However, if the police reasonably suspect that you are committing, have committed or are about to commit a crime, they may briefly detain you for questioning. Under these circumstances, the officers may request your identification and an explanation for your actions.

SHOULD I ANSWER THE OFFICER’S QUESTIONS? “Not without my lawyer.” The 5th Amendment of the U.S. Constitution protects everyone, even innocent people, from the need to answer questions if the truth might be used to help create the misleading impression that they were somehow involved in a crime that they did not commit. What you say, as well as what you write or sign, can be used against you. Police are often looking for evidence, trying to get it from you – your own words and your documents! The things you say and the information you provide will be the evidence used against you. Police officers are lawfully allowed to lie or use deception that is likely to induce even an innocent suspect to confess or make incriminating statements. For instance, police may exaggerate the strength of their case or minimize the seriousness of the situation or mislead the suspect into believing that his cooperation will lead to immunity or leniency or exoneration. Police are also under no legal obligation to explain the purpose of their questions and don’t have to reveal what they already know.

THE POLICE DIDN’T READ ME MY MIRANDA RIGHTS. Miranda Rights only apply when you are in custody and are being questioned by persons in authority, including the police, informers, and prosecutors or their agents. While you are under custody the police may ask your name, address, and other routine processing questions. But before questioning you about anything else they must Mirandize you.

The loss of your liberty for even one second is worth defending. Even a so-called “minor criminal charge” could result in a criminal record, the suspension or revocation of your drivers license, an increase in your car insurance, the loss of employment, public humiliation and jail time.

When you retain Riley Legal, Sean Riley, not an associate, will personally represent you throughout the entire criminal process. He will help you understand all your legal options and the consequences you may be facing. Mr. Riley provides comprehensive counsel so you can make informed, confident decisions about your case.
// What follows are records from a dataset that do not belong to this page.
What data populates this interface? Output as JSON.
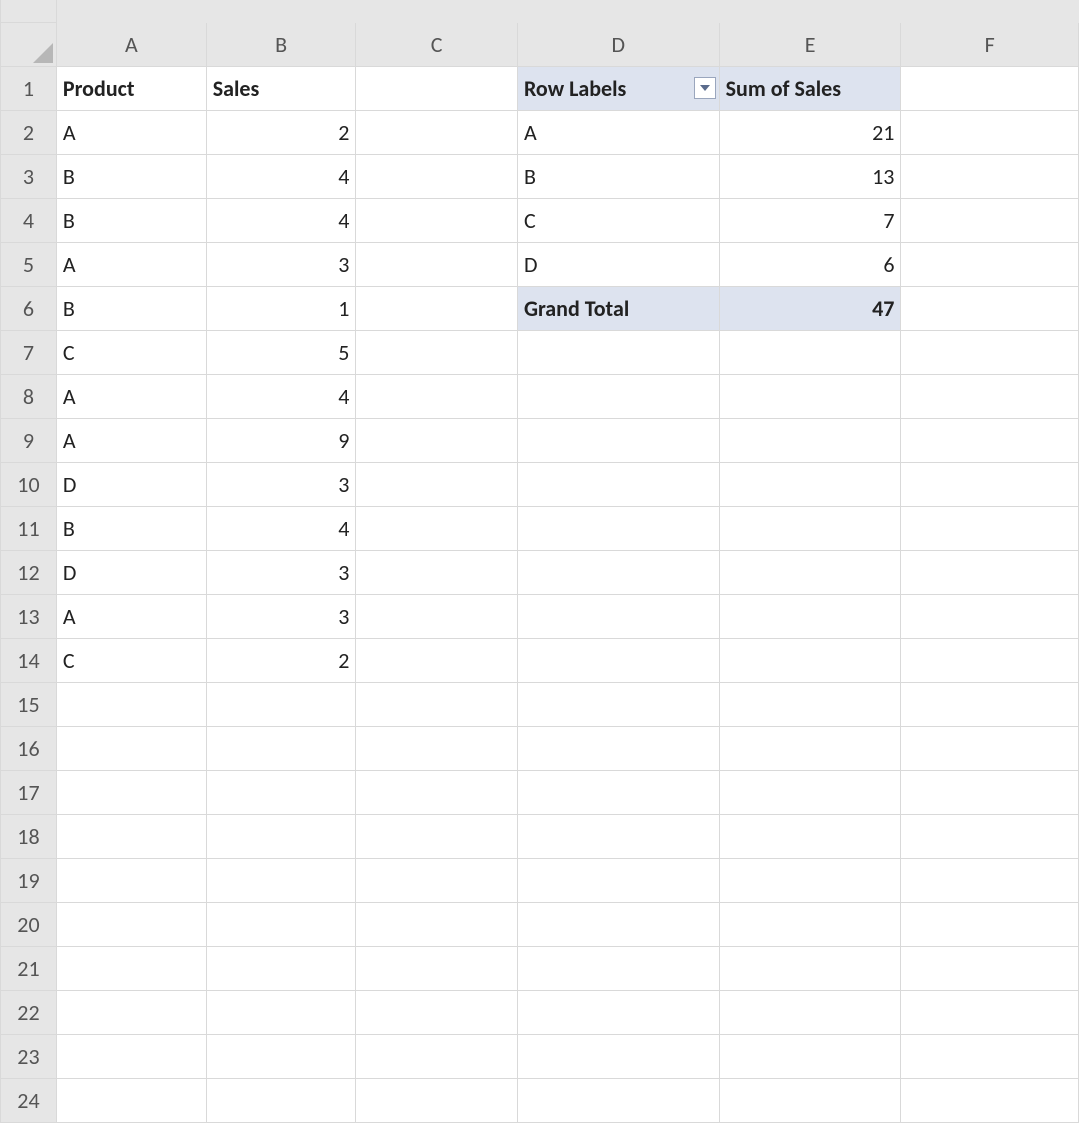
{
  "columns": {
    "A": "A",
    "B": "B",
    "C": "C",
    "D": "D",
    "E": "E",
    "F": "F"
  },
  "rows": {
    "r1": "1",
    "r2": "2",
    "r3": "3",
    "r4": "4",
    "r5": "5",
    "r6": "6",
    "r7": "7",
    "r8": "8",
    "r9": "9",
    "r10": "10",
    "r11": "11",
    "r12": "12",
    "r13": "13",
    "r14": "14",
    "r15": "15",
    "r16": "16",
    "r17": "17",
    "r18": "18",
    "r19": "19",
    "r20": "20",
    "r21": "21",
    "r22": "22",
    "r23": "23",
    "r24": "24"
  },
  "data_table": {
    "headers": {
      "product": "Product",
      "sales": "Sales"
    },
    "rows": [
      {
        "product": "A",
        "sales": "2"
      },
      {
        "product": "B",
        "sales": "4"
      },
      {
        "product": "B",
        "sales": "4"
      },
      {
        "product": "A",
        "sales": "3"
      },
      {
        "product": "B",
        "sales": "1"
      },
      {
        "product": "C",
        "sales": "5"
      },
      {
        "product": "A",
        "sales": "4"
      },
      {
        "product": "A",
        "sales": "9"
      },
      {
        "product": "D",
        "sales": "3"
      },
      {
        "product": "B",
        "sales": "4"
      },
      {
        "product": "D",
        "sales": "3"
      },
      {
        "product": "A",
        "sales": "3"
      },
      {
        "product": "C",
        "sales": "2"
      }
    ]
  },
  "pivot": {
    "row_labels_header": "Row Labels",
    "values_header": "Sum of Sales",
    "rows": [
      {
        "label": "A",
        "value": "21"
      },
      {
        "label": "B",
        "value": "13"
      },
      {
        "label": "C",
        "value": "7"
      },
      {
        "label": "D",
        "value": "6"
      }
    ],
    "grand_total_label": "Grand Total",
    "grand_total_value": "47"
  }
}
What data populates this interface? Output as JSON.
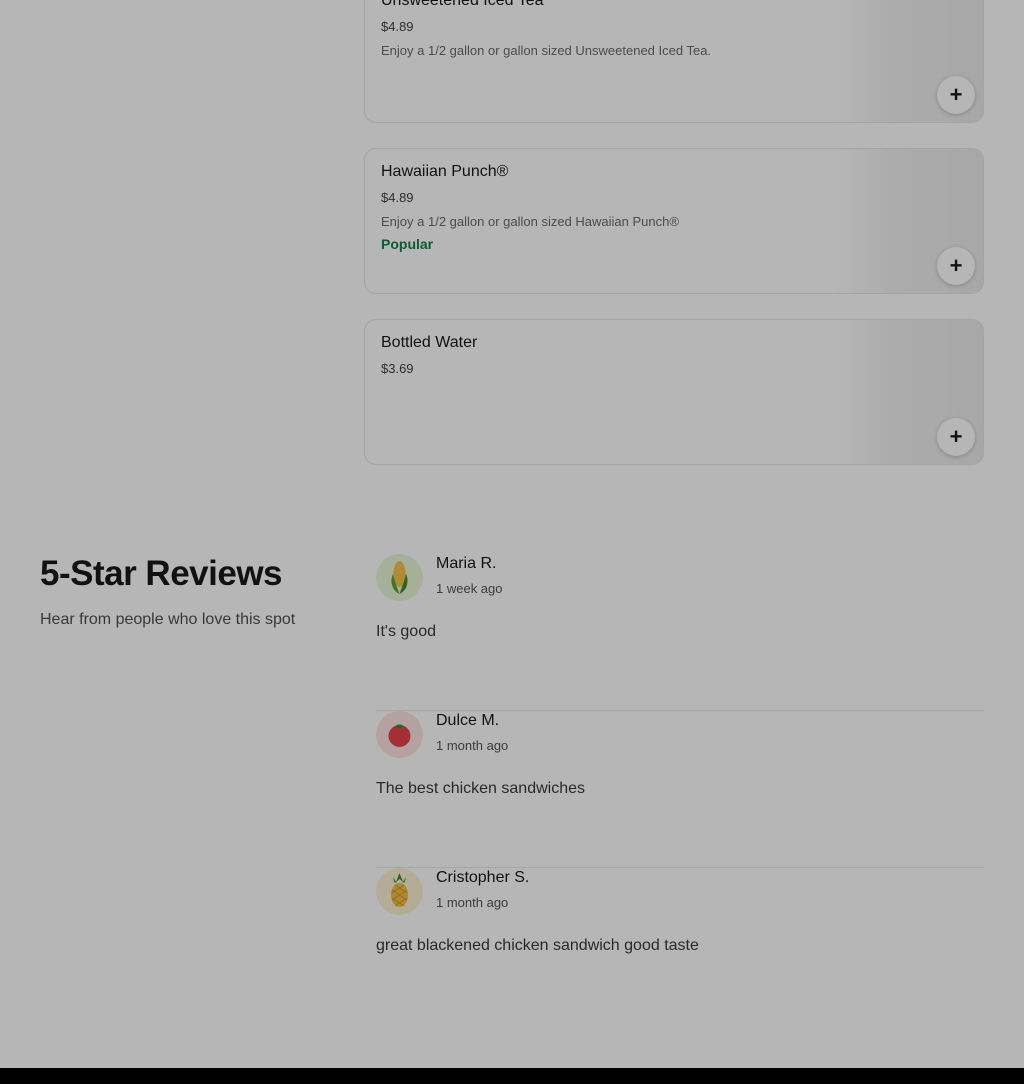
{
  "menu_items": [
    {
      "name": "Unsweetened Iced Tea",
      "price": "$4.89",
      "description": "Enjoy a 1/2 gallon or gallon sized Unsweetened Iced Tea.",
      "tag": ""
    },
    {
      "name": "Hawaiian Punch®",
      "price": "$4.89",
      "description": "Enjoy a 1/2 gallon or gallon sized Hawaiian Punch®",
      "tag": "Popular"
    },
    {
      "name": "Bottled Water",
      "price": "$3.69",
      "description": "",
      "tag": ""
    }
  ],
  "add_button_icon": "plus-icon",
  "add_button_glyph": "+",
  "reviews_section": {
    "title": "5-Star Reviews",
    "subtitle": "Hear from people who love this spot",
    "reviews": [
      {
        "name": "Maria R.",
        "time": "1 week ago",
        "text": "It's good",
        "avatar_icon": "corn-icon",
        "avatar_bg": "#e9f6d6"
      },
      {
        "name": "Dulce M.",
        "time": "1 month ago",
        "text": "The best chicken sandwiches",
        "avatar_icon": "tomato-icon",
        "avatar_bg": "#fde3e3"
      },
      {
        "name": "Cristopher S.",
        "time": "1 month ago",
        "text": "great blackened chicken sandwich good taste",
        "avatar_icon": "pineapple-icon",
        "avatar_bg": "#fdf2d4"
      }
    ]
  },
  "colors": {
    "popular_tag": "#0e8345",
    "overlay": "rgba(0,0,0,0.285)"
  }
}
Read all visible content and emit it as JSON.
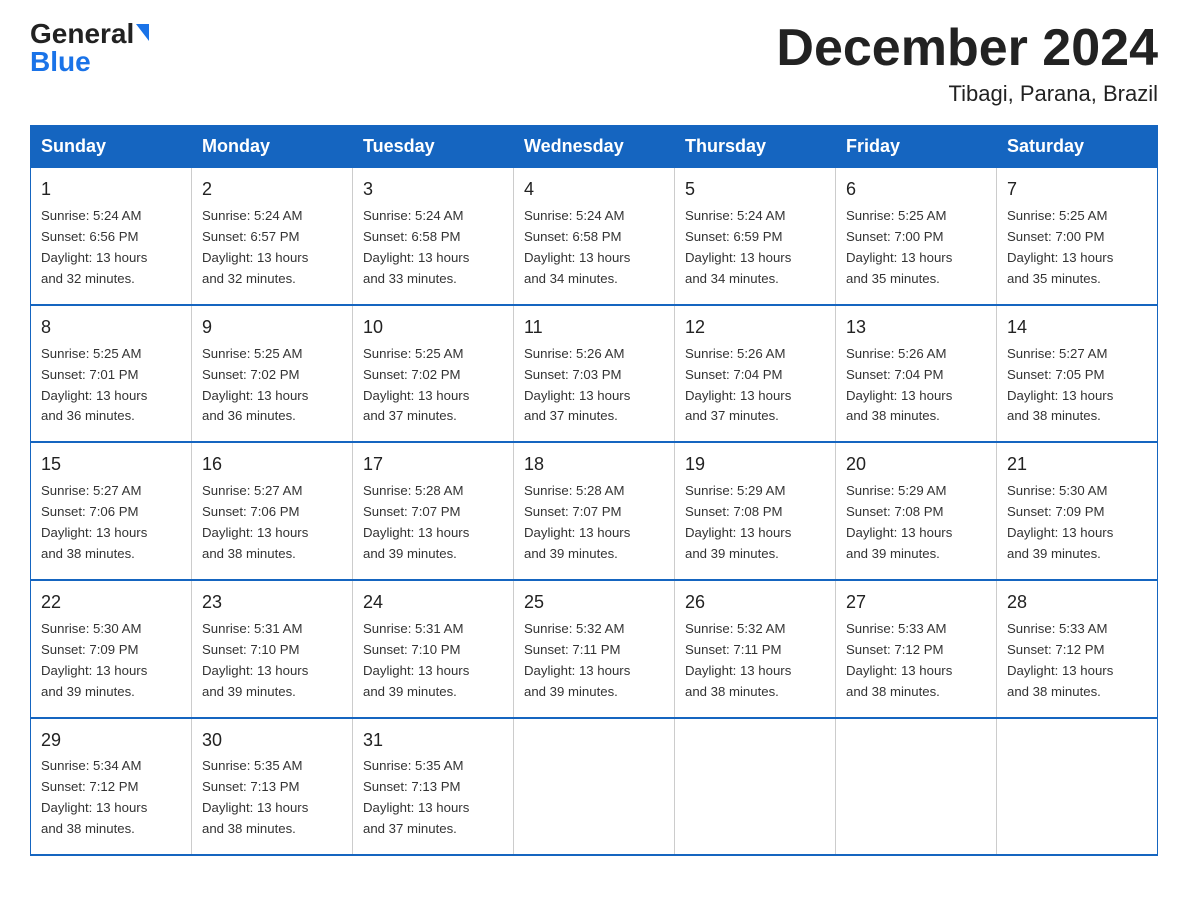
{
  "logo": {
    "general": "General",
    "blue": "Blue"
  },
  "title": "December 2024",
  "location": "Tibagi, Parana, Brazil",
  "days_of_week": [
    "Sunday",
    "Monday",
    "Tuesday",
    "Wednesday",
    "Thursday",
    "Friday",
    "Saturday"
  ],
  "weeks": [
    [
      {
        "day": "1",
        "sunrise": "5:24 AM",
        "sunset": "6:56 PM",
        "daylight": "13 hours and 32 minutes."
      },
      {
        "day": "2",
        "sunrise": "5:24 AM",
        "sunset": "6:57 PM",
        "daylight": "13 hours and 32 minutes."
      },
      {
        "day": "3",
        "sunrise": "5:24 AM",
        "sunset": "6:58 PM",
        "daylight": "13 hours and 33 minutes."
      },
      {
        "day": "4",
        "sunrise": "5:24 AM",
        "sunset": "6:58 PM",
        "daylight": "13 hours and 34 minutes."
      },
      {
        "day": "5",
        "sunrise": "5:24 AM",
        "sunset": "6:59 PM",
        "daylight": "13 hours and 34 minutes."
      },
      {
        "day": "6",
        "sunrise": "5:25 AM",
        "sunset": "7:00 PM",
        "daylight": "13 hours and 35 minutes."
      },
      {
        "day": "7",
        "sunrise": "5:25 AM",
        "sunset": "7:00 PM",
        "daylight": "13 hours and 35 minutes."
      }
    ],
    [
      {
        "day": "8",
        "sunrise": "5:25 AM",
        "sunset": "7:01 PM",
        "daylight": "13 hours and 36 minutes."
      },
      {
        "day": "9",
        "sunrise": "5:25 AM",
        "sunset": "7:02 PM",
        "daylight": "13 hours and 36 minutes."
      },
      {
        "day": "10",
        "sunrise": "5:25 AM",
        "sunset": "7:02 PM",
        "daylight": "13 hours and 37 minutes."
      },
      {
        "day": "11",
        "sunrise": "5:26 AM",
        "sunset": "7:03 PM",
        "daylight": "13 hours and 37 minutes."
      },
      {
        "day": "12",
        "sunrise": "5:26 AM",
        "sunset": "7:04 PM",
        "daylight": "13 hours and 37 minutes."
      },
      {
        "day": "13",
        "sunrise": "5:26 AM",
        "sunset": "7:04 PM",
        "daylight": "13 hours and 38 minutes."
      },
      {
        "day": "14",
        "sunrise": "5:27 AM",
        "sunset": "7:05 PM",
        "daylight": "13 hours and 38 minutes."
      }
    ],
    [
      {
        "day": "15",
        "sunrise": "5:27 AM",
        "sunset": "7:06 PM",
        "daylight": "13 hours and 38 minutes."
      },
      {
        "day": "16",
        "sunrise": "5:27 AM",
        "sunset": "7:06 PM",
        "daylight": "13 hours and 38 minutes."
      },
      {
        "day": "17",
        "sunrise": "5:28 AM",
        "sunset": "7:07 PM",
        "daylight": "13 hours and 39 minutes."
      },
      {
        "day": "18",
        "sunrise": "5:28 AM",
        "sunset": "7:07 PM",
        "daylight": "13 hours and 39 minutes."
      },
      {
        "day": "19",
        "sunrise": "5:29 AM",
        "sunset": "7:08 PM",
        "daylight": "13 hours and 39 minutes."
      },
      {
        "day": "20",
        "sunrise": "5:29 AM",
        "sunset": "7:08 PM",
        "daylight": "13 hours and 39 minutes."
      },
      {
        "day": "21",
        "sunrise": "5:30 AM",
        "sunset": "7:09 PM",
        "daylight": "13 hours and 39 minutes."
      }
    ],
    [
      {
        "day": "22",
        "sunrise": "5:30 AM",
        "sunset": "7:09 PM",
        "daylight": "13 hours and 39 minutes."
      },
      {
        "day": "23",
        "sunrise": "5:31 AM",
        "sunset": "7:10 PM",
        "daylight": "13 hours and 39 minutes."
      },
      {
        "day": "24",
        "sunrise": "5:31 AM",
        "sunset": "7:10 PM",
        "daylight": "13 hours and 39 minutes."
      },
      {
        "day": "25",
        "sunrise": "5:32 AM",
        "sunset": "7:11 PM",
        "daylight": "13 hours and 39 minutes."
      },
      {
        "day": "26",
        "sunrise": "5:32 AM",
        "sunset": "7:11 PM",
        "daylight": "13 hours and 38 minutes."
      },
      {
        "day": "27",
        "sunrise": "5:33 AM",
        "sunset": "7:12 PM",
        "daylight": "13 hours and 38 minutes."
      },
      {
        "day": "28",
        "sunrise": "5:33 AM",
        "sunset": "7:12 PM",
        "daylight": "13 hours and 38 minutes."
      }
    ],
    [
      {
        "day": "29",
        "sunrise": "5:34 AM",
        "sunset": "7:12 PM",
        "daylight": "13 hours and 38 minutes."
      },
      {
        "day": "30",
        "sunrise": "5:35 AM",
        "sunset": "7:13 PM",
        "daylight": "13 hours and 38 minutes."
      },
      {
        "day": "31",
        "sunrise": "5:35 AM",
        "sunset": "7:13 PM",
        "daylight": "13 hours and 37 minutes."
      },
      null,
      null,
      null,
      null
    ]
  ],
  "labels": {
    "sunrise": "Sunrise:",
    "sunset": "Sunset:",
    "daylight": "Daylight:"
  },
  "colors": {
    "header_bg": "#1565c0",
    "header_text": "#ffffff",
    "border": "#1565c0"
  }
}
Riley Legal will not take you for granted and will fight for your rights! 


800 Maine Ave SW

Suite 200


(202) 669 - 2771 

FAX (240) 465 - 0204